Task to complete ▸ Wherever a line holds the word "wepc", copy that line from the data.

Records to use ▸
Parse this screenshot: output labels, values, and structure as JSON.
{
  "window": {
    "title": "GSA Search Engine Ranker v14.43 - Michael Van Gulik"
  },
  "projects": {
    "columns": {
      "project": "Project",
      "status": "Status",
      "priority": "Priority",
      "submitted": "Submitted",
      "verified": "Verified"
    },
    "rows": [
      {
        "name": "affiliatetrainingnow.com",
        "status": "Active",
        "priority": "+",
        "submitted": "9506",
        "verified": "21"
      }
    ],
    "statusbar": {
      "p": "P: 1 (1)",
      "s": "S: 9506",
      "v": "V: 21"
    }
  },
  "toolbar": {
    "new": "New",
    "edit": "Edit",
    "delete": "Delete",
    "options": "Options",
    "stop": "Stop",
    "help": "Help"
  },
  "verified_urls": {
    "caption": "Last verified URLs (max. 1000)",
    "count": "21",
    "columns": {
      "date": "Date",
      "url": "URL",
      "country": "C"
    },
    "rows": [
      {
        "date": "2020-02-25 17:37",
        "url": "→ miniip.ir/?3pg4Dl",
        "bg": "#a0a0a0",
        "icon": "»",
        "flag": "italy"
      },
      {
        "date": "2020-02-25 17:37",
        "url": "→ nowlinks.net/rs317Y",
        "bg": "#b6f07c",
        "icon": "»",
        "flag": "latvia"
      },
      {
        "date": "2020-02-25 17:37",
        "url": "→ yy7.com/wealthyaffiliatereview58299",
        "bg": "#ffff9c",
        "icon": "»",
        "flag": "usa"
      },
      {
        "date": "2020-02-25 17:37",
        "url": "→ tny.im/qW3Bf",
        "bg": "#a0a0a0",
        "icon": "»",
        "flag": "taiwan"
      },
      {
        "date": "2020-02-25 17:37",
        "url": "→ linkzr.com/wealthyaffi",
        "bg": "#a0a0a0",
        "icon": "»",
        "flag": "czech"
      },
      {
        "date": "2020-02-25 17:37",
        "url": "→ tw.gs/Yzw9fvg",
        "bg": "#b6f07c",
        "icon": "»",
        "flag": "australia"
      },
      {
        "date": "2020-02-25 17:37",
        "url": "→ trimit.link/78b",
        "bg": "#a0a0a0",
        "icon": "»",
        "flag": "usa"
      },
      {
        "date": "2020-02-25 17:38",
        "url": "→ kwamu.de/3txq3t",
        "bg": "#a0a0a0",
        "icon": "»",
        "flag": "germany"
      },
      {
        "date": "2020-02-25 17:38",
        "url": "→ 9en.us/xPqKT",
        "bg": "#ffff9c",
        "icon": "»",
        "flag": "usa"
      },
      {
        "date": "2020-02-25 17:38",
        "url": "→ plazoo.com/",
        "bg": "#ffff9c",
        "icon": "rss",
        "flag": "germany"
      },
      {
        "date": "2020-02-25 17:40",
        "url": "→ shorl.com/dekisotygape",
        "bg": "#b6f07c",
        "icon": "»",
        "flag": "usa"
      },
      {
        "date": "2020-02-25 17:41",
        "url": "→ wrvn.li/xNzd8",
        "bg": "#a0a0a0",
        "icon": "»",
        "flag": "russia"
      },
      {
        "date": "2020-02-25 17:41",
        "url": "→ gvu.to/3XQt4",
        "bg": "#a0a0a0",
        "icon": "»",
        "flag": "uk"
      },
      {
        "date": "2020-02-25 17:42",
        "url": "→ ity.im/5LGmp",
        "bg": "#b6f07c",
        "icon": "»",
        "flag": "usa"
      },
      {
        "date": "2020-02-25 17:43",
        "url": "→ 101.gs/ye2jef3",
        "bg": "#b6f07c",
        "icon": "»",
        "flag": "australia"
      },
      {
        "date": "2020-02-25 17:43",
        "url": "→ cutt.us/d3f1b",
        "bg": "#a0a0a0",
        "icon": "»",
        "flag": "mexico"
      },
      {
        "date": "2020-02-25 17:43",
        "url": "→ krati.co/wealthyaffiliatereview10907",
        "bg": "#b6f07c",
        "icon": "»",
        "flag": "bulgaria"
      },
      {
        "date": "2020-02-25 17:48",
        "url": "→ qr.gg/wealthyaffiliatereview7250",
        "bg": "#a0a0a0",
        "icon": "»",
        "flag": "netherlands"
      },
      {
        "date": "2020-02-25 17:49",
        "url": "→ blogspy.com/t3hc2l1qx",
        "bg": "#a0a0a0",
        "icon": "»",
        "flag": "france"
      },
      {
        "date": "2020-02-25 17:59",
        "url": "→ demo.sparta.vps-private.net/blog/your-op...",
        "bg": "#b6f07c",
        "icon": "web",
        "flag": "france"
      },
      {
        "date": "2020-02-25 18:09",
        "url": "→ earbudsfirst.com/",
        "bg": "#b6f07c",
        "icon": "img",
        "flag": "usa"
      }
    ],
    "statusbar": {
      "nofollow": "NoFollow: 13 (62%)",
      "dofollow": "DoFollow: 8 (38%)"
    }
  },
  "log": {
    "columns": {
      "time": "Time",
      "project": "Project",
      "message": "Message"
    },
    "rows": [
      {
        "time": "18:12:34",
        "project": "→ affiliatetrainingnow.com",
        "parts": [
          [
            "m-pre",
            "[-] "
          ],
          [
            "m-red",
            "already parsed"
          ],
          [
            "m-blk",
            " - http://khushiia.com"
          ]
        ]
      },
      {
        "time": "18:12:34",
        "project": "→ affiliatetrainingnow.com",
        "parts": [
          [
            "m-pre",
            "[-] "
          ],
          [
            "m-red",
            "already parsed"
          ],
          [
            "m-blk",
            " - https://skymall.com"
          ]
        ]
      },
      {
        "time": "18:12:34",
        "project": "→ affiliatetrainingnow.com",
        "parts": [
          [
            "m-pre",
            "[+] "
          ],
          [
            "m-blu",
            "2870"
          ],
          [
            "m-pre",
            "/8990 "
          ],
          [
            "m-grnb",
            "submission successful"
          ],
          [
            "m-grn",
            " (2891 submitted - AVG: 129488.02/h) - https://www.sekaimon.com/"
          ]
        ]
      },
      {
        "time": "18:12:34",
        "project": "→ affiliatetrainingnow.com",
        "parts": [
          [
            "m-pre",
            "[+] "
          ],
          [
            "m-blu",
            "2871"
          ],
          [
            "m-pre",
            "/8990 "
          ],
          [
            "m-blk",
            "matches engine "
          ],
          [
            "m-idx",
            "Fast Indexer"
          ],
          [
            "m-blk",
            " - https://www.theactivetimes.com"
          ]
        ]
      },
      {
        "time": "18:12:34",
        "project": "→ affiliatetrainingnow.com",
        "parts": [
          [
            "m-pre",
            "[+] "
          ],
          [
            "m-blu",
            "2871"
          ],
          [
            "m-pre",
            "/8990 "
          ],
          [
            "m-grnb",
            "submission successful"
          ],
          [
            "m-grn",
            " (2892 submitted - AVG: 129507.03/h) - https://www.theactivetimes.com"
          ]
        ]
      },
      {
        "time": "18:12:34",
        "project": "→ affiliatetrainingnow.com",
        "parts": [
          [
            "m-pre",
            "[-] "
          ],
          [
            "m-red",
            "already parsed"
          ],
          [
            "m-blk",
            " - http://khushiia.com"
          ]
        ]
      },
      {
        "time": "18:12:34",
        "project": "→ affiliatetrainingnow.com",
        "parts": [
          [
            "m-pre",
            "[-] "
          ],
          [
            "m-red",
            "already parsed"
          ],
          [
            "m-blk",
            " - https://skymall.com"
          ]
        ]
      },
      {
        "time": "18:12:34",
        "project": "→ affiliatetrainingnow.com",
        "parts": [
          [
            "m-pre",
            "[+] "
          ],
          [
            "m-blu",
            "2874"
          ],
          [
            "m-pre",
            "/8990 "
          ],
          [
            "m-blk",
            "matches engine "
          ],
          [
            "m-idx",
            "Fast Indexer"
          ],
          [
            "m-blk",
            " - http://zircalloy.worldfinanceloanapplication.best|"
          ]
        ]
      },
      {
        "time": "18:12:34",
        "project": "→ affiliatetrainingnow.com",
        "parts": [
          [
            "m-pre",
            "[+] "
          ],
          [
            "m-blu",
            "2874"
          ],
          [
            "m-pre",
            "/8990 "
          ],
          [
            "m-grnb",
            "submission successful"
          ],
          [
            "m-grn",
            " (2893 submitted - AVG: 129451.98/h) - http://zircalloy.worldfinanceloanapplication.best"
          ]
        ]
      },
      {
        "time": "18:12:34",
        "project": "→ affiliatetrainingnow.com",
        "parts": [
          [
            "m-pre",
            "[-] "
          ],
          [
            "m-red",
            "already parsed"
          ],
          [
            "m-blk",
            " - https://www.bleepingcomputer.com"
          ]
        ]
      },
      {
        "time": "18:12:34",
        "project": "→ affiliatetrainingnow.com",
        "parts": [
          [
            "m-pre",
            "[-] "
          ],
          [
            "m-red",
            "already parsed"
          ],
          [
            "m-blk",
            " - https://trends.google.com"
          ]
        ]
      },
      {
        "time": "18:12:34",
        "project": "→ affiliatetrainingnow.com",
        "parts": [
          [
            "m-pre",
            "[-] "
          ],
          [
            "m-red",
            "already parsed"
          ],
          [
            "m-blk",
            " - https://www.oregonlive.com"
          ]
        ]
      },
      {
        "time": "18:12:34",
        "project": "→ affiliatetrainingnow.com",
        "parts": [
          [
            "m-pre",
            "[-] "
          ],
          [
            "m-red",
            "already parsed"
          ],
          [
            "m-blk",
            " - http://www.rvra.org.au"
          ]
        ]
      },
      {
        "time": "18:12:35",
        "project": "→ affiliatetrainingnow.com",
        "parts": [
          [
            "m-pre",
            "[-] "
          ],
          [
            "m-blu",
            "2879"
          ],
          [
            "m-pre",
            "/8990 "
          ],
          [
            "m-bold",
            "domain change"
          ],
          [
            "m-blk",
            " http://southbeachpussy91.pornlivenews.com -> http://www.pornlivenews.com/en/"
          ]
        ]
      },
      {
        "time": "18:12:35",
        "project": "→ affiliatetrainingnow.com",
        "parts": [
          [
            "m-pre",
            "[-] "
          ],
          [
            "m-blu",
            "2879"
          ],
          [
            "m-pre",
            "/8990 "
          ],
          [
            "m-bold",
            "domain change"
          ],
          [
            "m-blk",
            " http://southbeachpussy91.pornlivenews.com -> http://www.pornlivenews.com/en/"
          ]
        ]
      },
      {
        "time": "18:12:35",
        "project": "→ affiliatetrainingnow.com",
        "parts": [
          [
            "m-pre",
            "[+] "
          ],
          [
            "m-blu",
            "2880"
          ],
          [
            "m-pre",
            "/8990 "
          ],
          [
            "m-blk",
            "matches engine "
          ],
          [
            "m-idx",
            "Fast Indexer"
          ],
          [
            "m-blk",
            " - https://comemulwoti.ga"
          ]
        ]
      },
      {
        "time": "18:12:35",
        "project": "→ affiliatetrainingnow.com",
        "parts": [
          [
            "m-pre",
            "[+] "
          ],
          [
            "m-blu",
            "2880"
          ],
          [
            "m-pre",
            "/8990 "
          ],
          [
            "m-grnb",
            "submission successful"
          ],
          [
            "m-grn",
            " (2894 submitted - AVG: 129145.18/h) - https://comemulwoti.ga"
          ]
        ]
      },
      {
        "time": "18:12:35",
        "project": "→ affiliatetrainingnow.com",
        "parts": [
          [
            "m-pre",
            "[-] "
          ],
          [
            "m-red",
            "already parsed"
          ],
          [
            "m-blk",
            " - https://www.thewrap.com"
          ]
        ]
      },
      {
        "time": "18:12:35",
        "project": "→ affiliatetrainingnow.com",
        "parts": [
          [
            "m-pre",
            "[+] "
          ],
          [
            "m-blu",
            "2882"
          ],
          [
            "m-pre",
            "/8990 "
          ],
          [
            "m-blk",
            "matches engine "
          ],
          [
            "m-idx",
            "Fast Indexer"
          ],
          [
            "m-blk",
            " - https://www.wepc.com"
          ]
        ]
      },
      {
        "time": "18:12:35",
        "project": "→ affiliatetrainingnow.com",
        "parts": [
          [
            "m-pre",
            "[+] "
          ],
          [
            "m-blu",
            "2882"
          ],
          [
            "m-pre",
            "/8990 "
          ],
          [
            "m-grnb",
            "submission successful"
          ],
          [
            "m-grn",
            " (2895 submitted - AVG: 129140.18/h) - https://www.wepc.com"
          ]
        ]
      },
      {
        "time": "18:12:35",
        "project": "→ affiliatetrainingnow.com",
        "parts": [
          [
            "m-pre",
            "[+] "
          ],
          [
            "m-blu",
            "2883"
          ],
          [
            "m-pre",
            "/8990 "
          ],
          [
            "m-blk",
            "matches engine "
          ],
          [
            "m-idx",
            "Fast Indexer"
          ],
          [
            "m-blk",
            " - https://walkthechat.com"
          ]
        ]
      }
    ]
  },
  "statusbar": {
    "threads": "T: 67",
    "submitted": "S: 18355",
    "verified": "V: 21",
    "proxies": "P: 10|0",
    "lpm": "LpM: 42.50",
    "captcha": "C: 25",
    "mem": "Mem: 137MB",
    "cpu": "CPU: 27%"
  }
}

Answer to this problem ▸
            " - https://www.wepc.com"
            " (2895 submitted - AVG: 129140.18/h) - https://www.wepc.com"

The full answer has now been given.